Muddy Waters’ Carson Block Says Wall Street Is ‘Thoroughly Compromised by China Money’

Witnesses pulled out of testifying before a House hearing on the risks posed by Chinese foreign issuers.

Anthony Kwan/Bloomberg

Anthony Kwan/Bloomberg

When the House Financial Services Subcommittee on Capital Markets met on Tuesday for a hearing on Chinese companies listing on U.S. exchanges, some of the most knowledgeable witnesses abruptly canceled their appearances, Rep. Brad Sherman said in his opening statement.

“Their decision to pull out of this hearing speaks loudly to China’s strong power over politics and economics here in the U.S.,” the California Democrat said during the hearing, entitled “Taking Stock of ‘China, Inc.’: Examining Risks to Investors and the U.S. Posed by Foreign Issuers in U.S. Markets.”

Sherman added that he wasn’t going to mention names, saying, “I’m not here to end careers on Wall Street.”

It’s precisely such people who are enabling “fraud on a stunning scale” by Chinese issuers, according to a letter by Carson Block, Muddy Waters CEO, which was addressed to subcommittee chair Sherman and ranking member Bill Huizenga of Texas ahead of the hearing.

“The government of China has co-opted much of the U.S. financial services industry — from the exchanges to the asset managers, investment banks and index providers,” wrote Block, a short-seller who is one of the most vociferous critics of Chinese companies that he sees as frauds that have been perpetrated on U.S. investors with little consequence for the scofflaws.


Block thinks it’s all part of a larger China’s strategy with the U.S. “I firmly believe that it is also official policy of the government of China to abuse the capital markets to facilitate the trade practices that are deleterious to the American economy,” he wrote.

“The corrosive nature of China listings is even more evident when looking at the state of market participants,” he noted. “The New York Stock Exchange and NASDAQ continue to actively court listings from China despite the rampant fraud and our inability to enforce against these companies. While the exchanges did actively enforce their listing rules and standards against China companies ten years ago, today their willful ignorance makes a mockery of the notion of self-regulation.”

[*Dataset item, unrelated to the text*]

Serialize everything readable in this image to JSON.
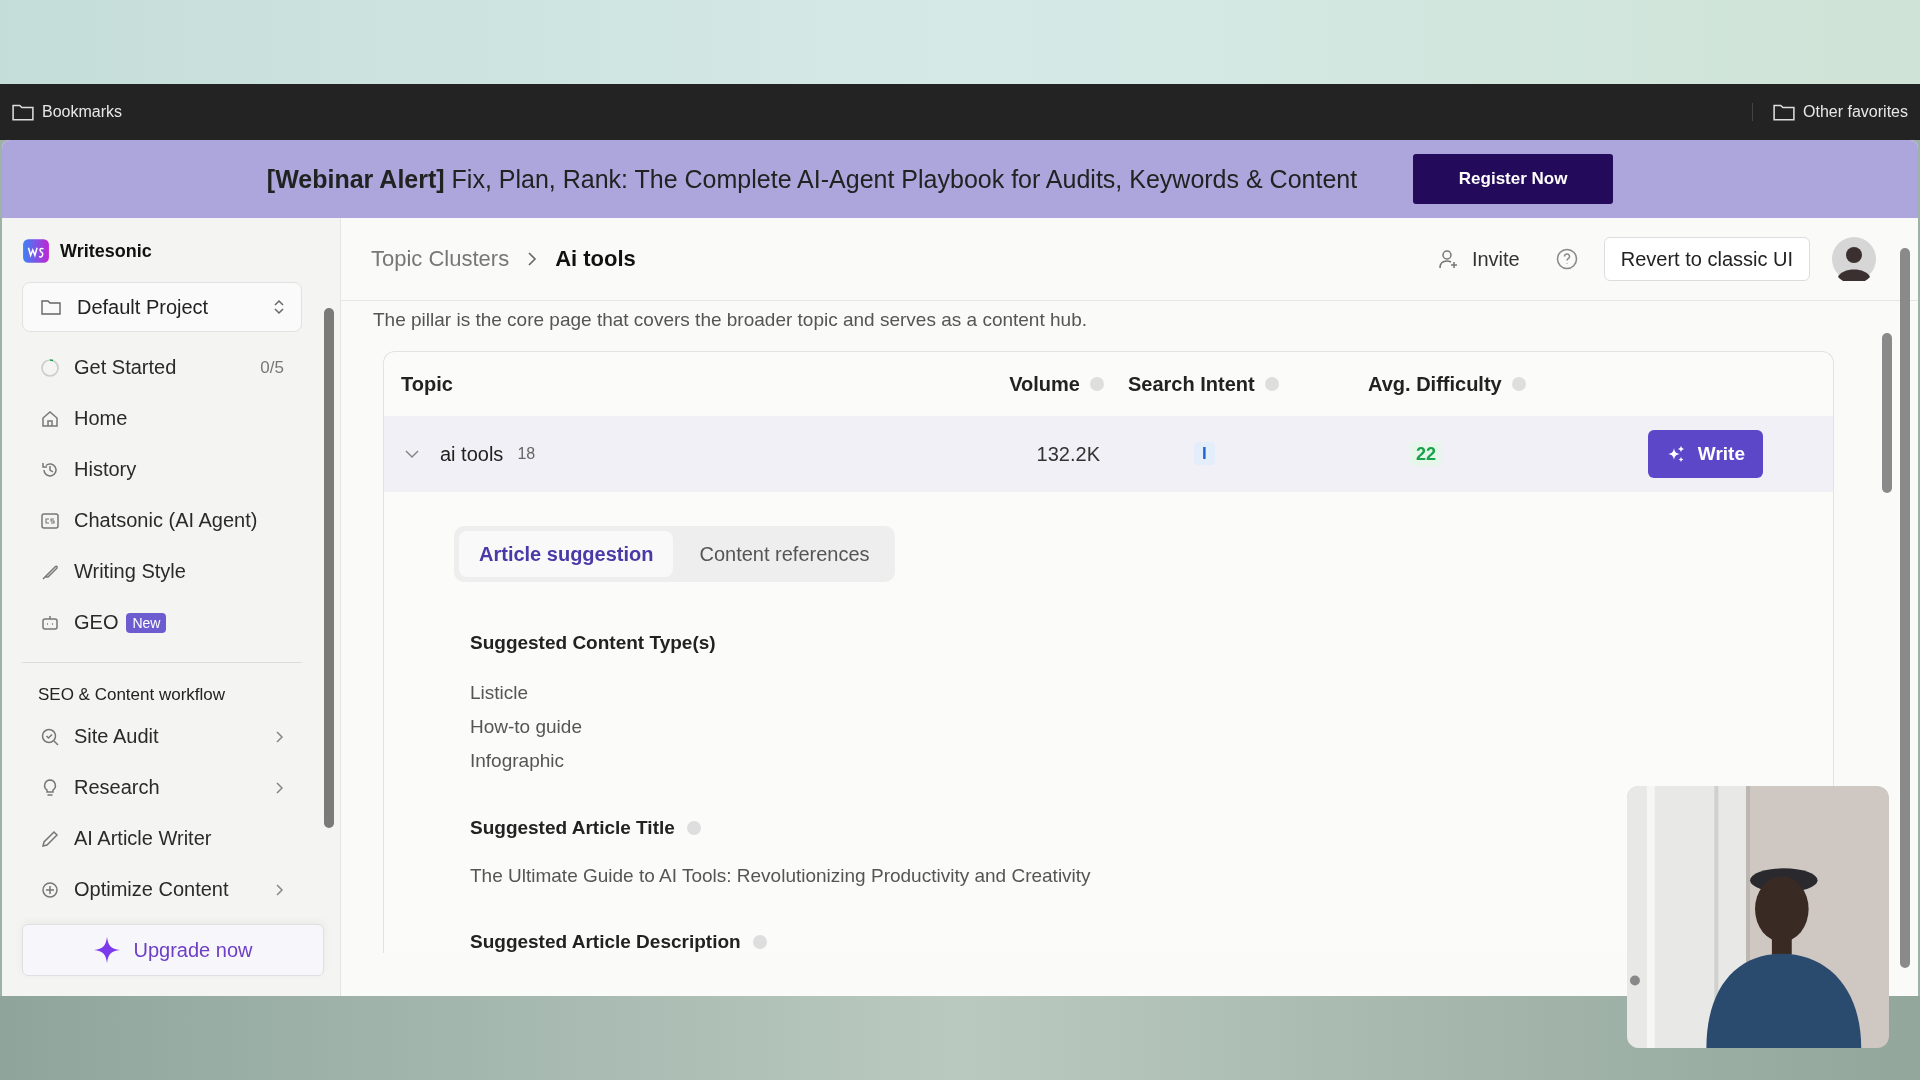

The asset management industry is no better, he claimed, saying it is “thoroughly compromised by China money. It is well documented that China pressured MSCI Inc. into increasing the weighting of China stocks in its indices, which increased the weighting to China for over $14 trillion of funds. BlackRock in July of this year advocated for viewing China as its own asset class and upped its weighting of China government bonds and equities. But just weeks earlier, BlackRock had received the first license to operate a wholly foreign-owned onshore mutual fund company.”

He called those examples “a sampling of the extent to which China has co-opted the major institutions of our financial system.”

Last year, after Block helped expose an accounting scandal at China’s Luckin Coffee, Congress in a rare bipartisan move passed a law that would eventually require the delisting of Chinese companies whose auditors have not been allowed to be inspected by the Public Company Accounting Oversight Board, a U.S. regulator.

This summer, Block told Institutional Investor that he thought China’s crackdown on companies listed in the U.S. was a warning for them to get out of the country before getting kicked out as a result of that law.

Now, however, he thinks that law is likely to be worthless. Even if the Public Company Accounting Oversight Board, a U.S. regulator, were granted the right to inspect Chinese issuers, as the new law requires, he wrote in the letter that “there is no reason to believe that such inspections would be free of CCP [China Communist Party] manipulation and interference. In other words, I see little assurance to be gained through obtaining the long-awaited access to these inspections. “

In 2020 China codified into law “provisions that expressly prohibit China-based issuers from cooperating with investigations by foreign regulations,” he added.

The fact that American companies have to compete with these Chinese companies for capital “surely contributes to the race to the bottom mentality” in today’s markets, Block said. His solution is removing China-focused issuers from U.S. markets altogether, which he said would be a “win for the rule of law in our markets.”

“China has sought to exploit what it perceives as weaknesses in its strategic competitors’ systems,” he wrote. “So long as the Communist Party governs China, China will never be what we want it to be.”

Block wasn’t at the hearing, but his letter was introduced into the record. Rep. Sherman also gave him a shoutout.

“People wonder if there is a benefit to short selling,” Sherman mused, noting that “there is one” in Muddy Waters’ focus on Luckin Coffee. Rep. Sherman mistakenly said that Muddy Waters “discovered the problem” at Luckin, while the research was actually done by a Chinese hedge fund and given to Block, whose firm replicated and verified it. But, as Sherman accurately noted, it was Muddy Waters that brought the fraud to public attention, leading to the new legislation.